As I made my way through the million-strong crowd of the most authentic, festive St. Patrick’s Day celebration on Earth, DJs from more than 30 radio stations around the world were taking over the Old Jameson Distillery for the annual Jameson Global Broadcast, bringing listeners from around the world to the Dublin action via the airwaves for a St. Patty’s celebration of the truest Irish way.
Each day concluded with a group dinner at one of the city’s many fine restaurants, recounting the day’s adventures, inevitably leading to drinks and socially-lubricated immersion into the local scene in downtown Dublin. Following a beautiful farewell dinner at Odessa, I gleefully lost myself in the various avenues and alleyways of the city, making cheerful acquaintance with everyone I encountered at various pubs.

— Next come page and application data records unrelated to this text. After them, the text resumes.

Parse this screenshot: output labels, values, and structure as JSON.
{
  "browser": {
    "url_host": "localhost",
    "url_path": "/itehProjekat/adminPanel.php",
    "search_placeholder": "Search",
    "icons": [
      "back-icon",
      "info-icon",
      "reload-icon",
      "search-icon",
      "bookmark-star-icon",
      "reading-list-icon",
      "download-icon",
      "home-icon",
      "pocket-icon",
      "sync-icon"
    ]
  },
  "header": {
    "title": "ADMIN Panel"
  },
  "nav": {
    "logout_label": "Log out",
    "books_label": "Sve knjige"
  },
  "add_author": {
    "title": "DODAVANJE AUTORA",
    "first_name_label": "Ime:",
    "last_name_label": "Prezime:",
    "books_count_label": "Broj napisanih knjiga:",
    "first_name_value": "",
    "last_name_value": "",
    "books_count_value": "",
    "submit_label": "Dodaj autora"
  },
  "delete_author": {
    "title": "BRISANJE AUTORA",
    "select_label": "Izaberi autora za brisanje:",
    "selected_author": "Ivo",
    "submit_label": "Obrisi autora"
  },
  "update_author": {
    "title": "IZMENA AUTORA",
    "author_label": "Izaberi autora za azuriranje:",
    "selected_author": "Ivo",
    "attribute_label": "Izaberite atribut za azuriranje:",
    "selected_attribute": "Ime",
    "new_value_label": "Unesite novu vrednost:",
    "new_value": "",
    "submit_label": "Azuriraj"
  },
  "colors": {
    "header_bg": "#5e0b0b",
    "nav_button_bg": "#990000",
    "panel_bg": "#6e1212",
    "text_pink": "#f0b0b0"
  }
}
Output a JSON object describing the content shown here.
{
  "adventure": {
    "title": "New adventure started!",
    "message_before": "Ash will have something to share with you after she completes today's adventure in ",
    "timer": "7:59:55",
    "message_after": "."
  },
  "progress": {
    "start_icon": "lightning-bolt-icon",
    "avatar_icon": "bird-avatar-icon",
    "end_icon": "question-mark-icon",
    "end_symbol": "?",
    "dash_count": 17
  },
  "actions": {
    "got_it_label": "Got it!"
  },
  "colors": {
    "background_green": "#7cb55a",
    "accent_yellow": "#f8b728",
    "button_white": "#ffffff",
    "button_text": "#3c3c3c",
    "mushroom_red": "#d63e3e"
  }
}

After buying – and receiving – more than my share of pints from friendly strangers, I found myself standing at the gates to St. Patrick’s Cathedral, a stunning monument steeped in history. It dawned on me then that I was a lost foreigner in a strange city almost literally overflowing with alcohol. Oddly, I felt like I was safe among friends as I walked through the windy night, singing along as I passed a busker singing a song I’d never heard, feeling the glow of positive energy as I passed each bar.
It could’ve been the alcohol, it could’ve been the city. Maybe both. But it was magical. If you ever get the chance to spend St. Patrick’s Day in the place where it all began, seize it.
Arriving at the airport for the long return flight home the next morning, we were met with several duty-free shop employees holding trays of little plastic shot glasses containing some odd-looking purple elixir. “Hair of the dog,” offered one particularly pulchritudinous female employee, holding out a cupful of free liquor with a smile. I passed on the mystery drink and made my way to the gate; after such an enlightening, inspiring experience with Jameson, it’s difficult to imagine settling for a lesser spirit ever again.